The lateral meniscus is attached to the shin and is located on the outer side of the knee. This C-shaped, rubbery, cartilage plays a key role in maintaining stability of the knee.
The lateral meniscus absorbs shocks, protecting the joint. It also keeps the joint lubricated and regulates the joint's movement to prevent hyperextension (overextension). The rubbery nature of the meniscus makes it susceptible to tears when it is twisted during an irregular movement. Tennis players and weight lifters are prone to tears of the lateral meniscus. However, some people experience tears as they age, likely due to cumulative trauma.

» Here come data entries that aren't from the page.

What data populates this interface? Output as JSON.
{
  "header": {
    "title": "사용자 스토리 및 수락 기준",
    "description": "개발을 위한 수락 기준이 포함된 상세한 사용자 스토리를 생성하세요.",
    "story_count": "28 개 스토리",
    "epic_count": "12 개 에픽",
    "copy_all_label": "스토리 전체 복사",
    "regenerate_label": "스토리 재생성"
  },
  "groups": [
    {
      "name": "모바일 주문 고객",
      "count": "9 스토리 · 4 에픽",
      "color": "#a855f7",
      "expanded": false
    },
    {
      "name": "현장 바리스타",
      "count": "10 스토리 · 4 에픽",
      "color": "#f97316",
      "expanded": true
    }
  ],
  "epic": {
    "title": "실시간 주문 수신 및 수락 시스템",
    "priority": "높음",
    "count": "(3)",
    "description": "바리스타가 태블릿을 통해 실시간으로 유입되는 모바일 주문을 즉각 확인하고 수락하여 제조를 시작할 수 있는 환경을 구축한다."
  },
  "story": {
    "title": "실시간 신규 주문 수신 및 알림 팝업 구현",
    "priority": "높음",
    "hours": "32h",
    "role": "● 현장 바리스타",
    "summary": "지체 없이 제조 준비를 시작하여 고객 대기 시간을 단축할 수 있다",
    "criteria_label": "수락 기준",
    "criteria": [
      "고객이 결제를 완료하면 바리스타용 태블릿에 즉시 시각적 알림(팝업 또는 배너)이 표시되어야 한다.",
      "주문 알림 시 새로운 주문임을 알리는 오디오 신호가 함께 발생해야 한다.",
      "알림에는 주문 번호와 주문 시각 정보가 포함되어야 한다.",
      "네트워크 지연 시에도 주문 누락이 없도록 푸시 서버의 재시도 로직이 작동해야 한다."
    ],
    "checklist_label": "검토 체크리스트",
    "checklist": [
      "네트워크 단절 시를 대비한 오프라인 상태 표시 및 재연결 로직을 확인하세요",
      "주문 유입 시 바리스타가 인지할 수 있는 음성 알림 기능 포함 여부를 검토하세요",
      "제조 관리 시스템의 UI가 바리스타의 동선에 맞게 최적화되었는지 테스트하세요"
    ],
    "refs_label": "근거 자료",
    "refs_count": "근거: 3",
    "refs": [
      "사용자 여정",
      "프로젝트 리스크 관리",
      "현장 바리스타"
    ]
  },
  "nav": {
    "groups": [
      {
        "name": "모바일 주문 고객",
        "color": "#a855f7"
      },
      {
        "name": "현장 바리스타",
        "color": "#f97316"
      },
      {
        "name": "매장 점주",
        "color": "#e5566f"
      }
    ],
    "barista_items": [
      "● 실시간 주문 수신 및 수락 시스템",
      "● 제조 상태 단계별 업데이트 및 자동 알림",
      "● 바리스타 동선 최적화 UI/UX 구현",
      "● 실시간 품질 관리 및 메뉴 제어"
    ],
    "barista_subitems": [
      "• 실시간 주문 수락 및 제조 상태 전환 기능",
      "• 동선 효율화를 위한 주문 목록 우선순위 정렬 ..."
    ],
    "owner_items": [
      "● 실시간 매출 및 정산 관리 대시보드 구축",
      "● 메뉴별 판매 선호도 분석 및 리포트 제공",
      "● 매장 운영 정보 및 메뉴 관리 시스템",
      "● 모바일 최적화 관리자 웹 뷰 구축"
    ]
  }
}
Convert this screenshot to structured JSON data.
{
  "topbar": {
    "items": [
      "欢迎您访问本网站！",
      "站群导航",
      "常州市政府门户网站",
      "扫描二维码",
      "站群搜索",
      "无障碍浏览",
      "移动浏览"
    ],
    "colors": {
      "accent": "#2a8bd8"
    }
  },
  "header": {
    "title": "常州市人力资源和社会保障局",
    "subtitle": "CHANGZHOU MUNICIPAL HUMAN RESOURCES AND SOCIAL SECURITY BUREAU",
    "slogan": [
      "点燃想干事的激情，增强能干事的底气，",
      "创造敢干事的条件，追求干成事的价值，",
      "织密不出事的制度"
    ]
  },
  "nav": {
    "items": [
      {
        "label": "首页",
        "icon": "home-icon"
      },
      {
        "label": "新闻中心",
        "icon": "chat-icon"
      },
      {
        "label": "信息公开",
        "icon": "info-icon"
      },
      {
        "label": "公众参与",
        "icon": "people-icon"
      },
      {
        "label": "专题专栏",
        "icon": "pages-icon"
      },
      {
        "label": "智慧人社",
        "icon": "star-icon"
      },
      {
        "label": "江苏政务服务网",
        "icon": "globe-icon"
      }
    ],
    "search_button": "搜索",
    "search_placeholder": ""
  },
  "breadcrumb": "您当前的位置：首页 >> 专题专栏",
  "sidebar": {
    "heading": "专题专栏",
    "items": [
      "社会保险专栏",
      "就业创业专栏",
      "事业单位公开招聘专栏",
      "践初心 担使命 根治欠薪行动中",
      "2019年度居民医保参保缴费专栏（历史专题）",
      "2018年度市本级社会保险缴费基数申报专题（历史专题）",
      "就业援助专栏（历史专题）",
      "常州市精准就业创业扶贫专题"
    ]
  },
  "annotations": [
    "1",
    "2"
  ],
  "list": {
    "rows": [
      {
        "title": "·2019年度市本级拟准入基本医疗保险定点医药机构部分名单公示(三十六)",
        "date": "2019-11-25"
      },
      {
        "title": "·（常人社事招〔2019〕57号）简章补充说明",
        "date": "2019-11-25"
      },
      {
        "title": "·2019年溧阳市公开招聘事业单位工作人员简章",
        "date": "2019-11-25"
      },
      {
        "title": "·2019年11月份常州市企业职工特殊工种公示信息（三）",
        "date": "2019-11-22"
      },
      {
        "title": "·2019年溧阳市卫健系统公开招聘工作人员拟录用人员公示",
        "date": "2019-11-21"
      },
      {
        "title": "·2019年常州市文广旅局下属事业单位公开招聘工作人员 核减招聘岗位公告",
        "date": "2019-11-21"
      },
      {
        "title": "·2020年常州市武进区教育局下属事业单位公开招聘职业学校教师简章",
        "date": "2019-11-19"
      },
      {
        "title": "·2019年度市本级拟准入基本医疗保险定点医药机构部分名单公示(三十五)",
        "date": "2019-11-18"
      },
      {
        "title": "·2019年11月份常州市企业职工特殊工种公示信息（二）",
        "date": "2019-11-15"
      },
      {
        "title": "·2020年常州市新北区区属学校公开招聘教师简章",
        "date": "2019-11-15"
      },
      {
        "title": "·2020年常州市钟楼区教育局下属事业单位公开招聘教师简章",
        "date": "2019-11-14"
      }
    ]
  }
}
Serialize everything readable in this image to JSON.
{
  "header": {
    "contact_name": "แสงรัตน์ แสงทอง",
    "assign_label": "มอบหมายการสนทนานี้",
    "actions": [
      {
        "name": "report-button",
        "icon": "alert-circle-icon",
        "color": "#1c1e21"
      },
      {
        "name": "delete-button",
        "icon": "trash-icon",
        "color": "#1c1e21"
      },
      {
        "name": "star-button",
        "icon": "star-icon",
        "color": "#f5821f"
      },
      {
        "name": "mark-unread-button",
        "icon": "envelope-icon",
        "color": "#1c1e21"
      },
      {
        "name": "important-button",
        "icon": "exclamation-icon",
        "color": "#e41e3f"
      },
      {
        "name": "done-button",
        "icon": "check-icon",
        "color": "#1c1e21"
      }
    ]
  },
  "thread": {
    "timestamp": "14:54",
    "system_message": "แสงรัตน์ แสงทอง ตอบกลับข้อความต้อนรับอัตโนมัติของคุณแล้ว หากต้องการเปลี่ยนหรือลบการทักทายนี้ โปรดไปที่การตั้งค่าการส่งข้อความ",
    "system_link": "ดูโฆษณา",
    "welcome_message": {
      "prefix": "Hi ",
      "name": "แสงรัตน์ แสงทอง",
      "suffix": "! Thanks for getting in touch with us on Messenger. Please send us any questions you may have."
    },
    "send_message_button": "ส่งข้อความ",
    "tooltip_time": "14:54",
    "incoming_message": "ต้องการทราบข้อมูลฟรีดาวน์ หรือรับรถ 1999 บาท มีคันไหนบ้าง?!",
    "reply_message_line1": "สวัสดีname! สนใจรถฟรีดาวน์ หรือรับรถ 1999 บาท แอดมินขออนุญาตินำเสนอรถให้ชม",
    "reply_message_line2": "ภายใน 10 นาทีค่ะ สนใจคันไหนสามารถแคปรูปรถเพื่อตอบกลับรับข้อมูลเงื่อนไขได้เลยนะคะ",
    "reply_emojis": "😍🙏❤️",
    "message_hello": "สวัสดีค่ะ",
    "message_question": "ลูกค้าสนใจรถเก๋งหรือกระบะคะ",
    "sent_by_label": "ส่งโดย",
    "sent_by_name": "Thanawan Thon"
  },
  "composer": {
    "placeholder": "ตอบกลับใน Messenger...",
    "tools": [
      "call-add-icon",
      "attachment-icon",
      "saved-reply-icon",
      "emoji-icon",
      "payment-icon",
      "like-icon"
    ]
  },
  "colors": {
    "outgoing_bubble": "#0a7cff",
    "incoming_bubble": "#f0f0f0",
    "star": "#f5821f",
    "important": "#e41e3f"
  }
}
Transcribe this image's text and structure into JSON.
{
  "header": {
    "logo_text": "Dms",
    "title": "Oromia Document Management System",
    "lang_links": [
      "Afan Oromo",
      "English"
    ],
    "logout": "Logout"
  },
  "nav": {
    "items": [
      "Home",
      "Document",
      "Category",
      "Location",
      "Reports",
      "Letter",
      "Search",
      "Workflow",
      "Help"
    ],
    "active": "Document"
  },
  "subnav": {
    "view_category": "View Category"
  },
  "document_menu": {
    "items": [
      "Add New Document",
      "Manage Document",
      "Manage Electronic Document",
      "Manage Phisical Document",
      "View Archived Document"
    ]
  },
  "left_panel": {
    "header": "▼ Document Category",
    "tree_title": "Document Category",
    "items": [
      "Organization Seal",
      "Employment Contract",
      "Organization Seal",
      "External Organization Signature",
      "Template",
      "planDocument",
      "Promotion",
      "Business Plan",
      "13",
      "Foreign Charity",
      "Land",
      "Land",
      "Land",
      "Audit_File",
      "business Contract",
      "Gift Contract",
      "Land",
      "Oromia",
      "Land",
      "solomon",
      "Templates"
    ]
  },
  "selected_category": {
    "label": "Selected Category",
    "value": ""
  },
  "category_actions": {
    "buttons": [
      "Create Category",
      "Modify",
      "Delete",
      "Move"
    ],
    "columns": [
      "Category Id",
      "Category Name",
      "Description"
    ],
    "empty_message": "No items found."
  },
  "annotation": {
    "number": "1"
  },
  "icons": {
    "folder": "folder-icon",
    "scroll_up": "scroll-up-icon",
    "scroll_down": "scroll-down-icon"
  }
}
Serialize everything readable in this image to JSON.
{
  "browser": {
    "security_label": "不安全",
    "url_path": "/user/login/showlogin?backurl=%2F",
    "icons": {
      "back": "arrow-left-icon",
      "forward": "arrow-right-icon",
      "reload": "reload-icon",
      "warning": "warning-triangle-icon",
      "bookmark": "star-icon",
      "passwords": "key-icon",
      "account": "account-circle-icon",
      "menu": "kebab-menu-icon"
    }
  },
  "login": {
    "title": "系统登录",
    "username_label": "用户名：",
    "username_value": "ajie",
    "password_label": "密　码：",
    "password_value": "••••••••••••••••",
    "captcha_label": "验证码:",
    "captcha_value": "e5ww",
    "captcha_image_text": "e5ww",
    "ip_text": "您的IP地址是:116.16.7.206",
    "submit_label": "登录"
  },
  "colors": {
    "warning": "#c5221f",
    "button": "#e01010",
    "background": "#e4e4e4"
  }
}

The lateral meniscus can be torn in half or ripped so severely that it hangs by one thin fiber. People who experience a lateral tear may have limited movement in the leg and are unable to stretch it out. Pain, tightness, and swelling in the knee are other possible symptoms of a tear. Damage to the lateral meniscus can be repaired through meniscus transplant surgery. Tears can also be treated by allowing it to heal naturally, immobilizing the knee to prevent further damage.